‘It is significantly easier to cross a gap when you have direction and momentum’

– Seth Godin

[vcex_divider style=”solid” icon_color=”#000000″ icon_size=”14px” margin_top=”20px” margin_bottom=”20px”][vcex_spacing size=”10px”]Momentum is a funny thing. When you’ve got it you feel as though anything is possible and you can leap tall buildings in a single bound. Other times it can seem elusive and a struggle to develop. A lack of it can leave you feeling uninspired and lacking in enthusiasm and drive. It’s often hard to describe and yet it is nearly always our secret magic weapon to achieving success.

Momentum can’t be faked… you’ve either got it or you haven’t. Most of us have experienced that awful dread of having to write a report, prepare a presentation or stand up and deliver an address only to find that once we actually started, it really wasn’t that hard or awful or scary. Why? Because it was actually the thought of having to start that was the hard bit. Once we were moving, the ideas came; we found our flow and discovered that it was significantly easier and more rewarding than we had ever anticipated.

Understanding that it is far easier to create momentum when things are in motion is critical if we are to successfully manage both our careers and the teams and businesses we lead. It is also a great motivator for seeking to keep the momentum alive. Creating momentum will not only help us overcome the challenges that invariably come up but it will help us remain focused, clear minded and forward thinking rather than stagnating. It doesn’t mean that we will always have a straight and easy path to navigate but rather our ability to nimbly move, adjust and grow along the path will be greatly enhanced.

It only takes a loss of momentum for us to realize just how critical it is. Without it we are far more likely to find ourselves distracted and doubting our ability to actually achieve what we set out to do. As Jocelyn Glei so aptly points out in her article The Art Of Momentum: Why your Ideas Need Speed: “Our inner critic awakens and we start second guessing ourselves. Other people’s demands creep in, vying for our attention and focus. We start to generate shiny, new ideas that seem even more worthy of execution, tempting us to move onto the next big thing without ever finishing”.

And herein lies the danger – we can’t actually create momentum if we aren’t ever really finishing anything. It is in the success of delivery, implementation and review that we find new ways to grow and improve and innovate on what we do.

In understanding how momentum drives this cycle of success we need to understand the benefits it delivers:

  1. Momentum creates success by enhancing performance
  2. Momentum dilutes obstacles and issues
  3. Momentum creates energy
  4. Momentum opens us up to possibility and makes change easier

To create career momentum we need to actively engage and invest in ourselves. We need to reflect, assess, re-assess and plan with consistency. Failing to do so can be costly as we can all too easily find ourselves ‘stuck’ in roles or organisations that no longer provide us with the challenge or fulfillment we once craved.

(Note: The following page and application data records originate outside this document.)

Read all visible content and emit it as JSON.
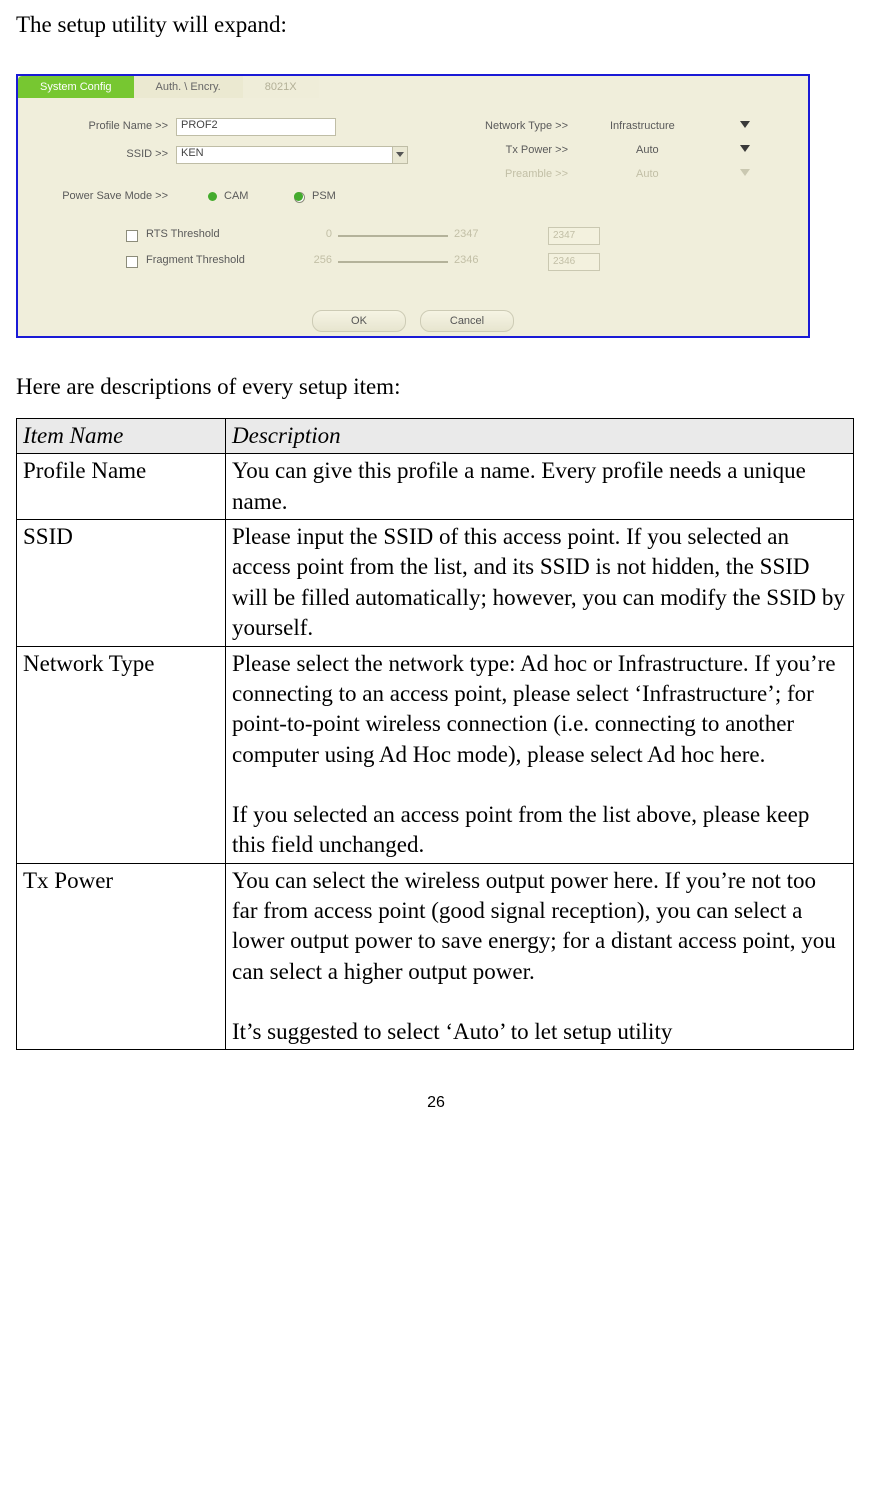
{
  "intro": "The setup utility will expand:",
  "subintro": "Here are descriptions of every setup item:",
  "page_number": "26",
  "shot": {
    "tabs": {
      "system": "System Config",
      "auth": "Auth. \\ Encry.",
      "x8021": "8021X"
    },
    "labels": {
      "profile": "Profile Name >>",
      "ssid": "SSID >>",
      "psm": "Power Save Mode >>",
      "nettype": "Network Type >>",
      "txpower": "Tx Power >>",
      "preamble": "Preamble >>",
      "rts": "RTS Threshold",
      "frag": "Fragment Threshold"
    },
    "values": {
      "profile": "PROF2",
      "ssid": "KEN",
      "cam": "CAM",
      "psm": "PSM",
      "nettype": "Infrastructure",
      "txpower": "Auto",
      "preamble": "Auto",
      "rts_min": "0",
      "rts_max": "2347",
      "rts_val": "2347",
      "frag_min": "256",
      "frag_max": "2346",
      "frag_val": "2346",
      "ok": "OK",
      "cancel": "Cancel"
    }
  },
  "table": {
    "head": {
      "item": "Item Name",
      "desc": "Description"
    },
    "rows": [
      {
        "name": "Profile Name",
        "desc": "You can give this profile a name. Every profile needs a unique name."
      },
      {
        "name": "SSID",
        "desc": "Please input the SSID of this access point. If you selected an access point from the list, and its SSID is not hidden, the SSID will be filled automatically; however, you can modify the SSID by yourself."
      },
      {
        "name": "Network Type",
        "p1": "Please select the network type: Ad hoc or Infrastructure. If you’re connecting to an access point, please select ‘Infrastructure’; for point-to-point wireless connection (i.e. connecting to another computer using Ad Hoc mode), please select Ad hoc here.",
        "p2": "If you selected an access point from the list above, please keep this field unchanged."
      },
      {
        "name": "Tx Power",
        "p1": "You can select the wireless output power here. If you’re not too far from access point (good signal reception), you can select a lower output power to save energy; for a distant access point, you can select a higher output power.",
        "p2": "It’s suggested to select ‘Auto’ to let setup utility"
      }
    ]
  }
}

It is then that the thought of having to change can seem overwhelming and all too difficult.

So what can we do to ensure we ‘keep the ball rolling’ and create momentum? I would encourage you to consider the following seven areas:

Take Action: Do something. Define what you want or need to do; make decisions (indecision is dangerous and paralysing); focus on creating solutions rather than the problem itself. Sometimes it is in making the wrong decisions help us to understand what will work and determine the right course of action.

Build Consistency: Consistency builds belief, ensures relevance and creates accountability and stability. It is essential that we build consistency in our actions that drive performance, engagement and learning – both internally and externally.

Focus on Your Strengths: When we focus on and leverage our strengths we operate with a higher degree of productivity and efficiency. We make decisions faster, reach out and ask for help earlier and attract opportunities that capatilise on our talents and skillsets.

Embrace Learning: Learning doesn’t finish when you graduate or when you pass the probation period of a new job. It is an ongoing, life-long process that needs to be planned for, invested in and created. By being proactive in educating yourself, you are much more strongly positioned to act and react with greater speed, clarity and confidence.

Identify The Building Blocks: All too often we focus on the final destination as our first and only measure of success. As a result when we fail to recognise and celebrate our achievements incrementally we find ourselves discouraged and tempted to quit the whole game. It’s important to set realistic yet challenging milestones that help us build both momentum and confidence.

Collaborate: The quickest way to slow or kill momentum is to insist on going it alone. Learning how to leverage the knowledge, talents and time of others is critical to producing a productive and efficient outcome.

Connect: Invest in the right relationships – both internally and externally – and dedicate time and energy to them. Identify your key influencers and thought leaders, and identify a meaningful pathway of how to approach and engage with them.

Building career and leadership momentum takes time. It is not a tap that you can just turn on when you decide that you need to make a change or commence a new project. It is however something that you can choose to invest in building today – is now the time to get the ball rolling?

As always I would love to hear your thoughts below.

Margot AndersenIf you would like to explore ways to build momentum in your career or business please contact Margot on 0400 336 318.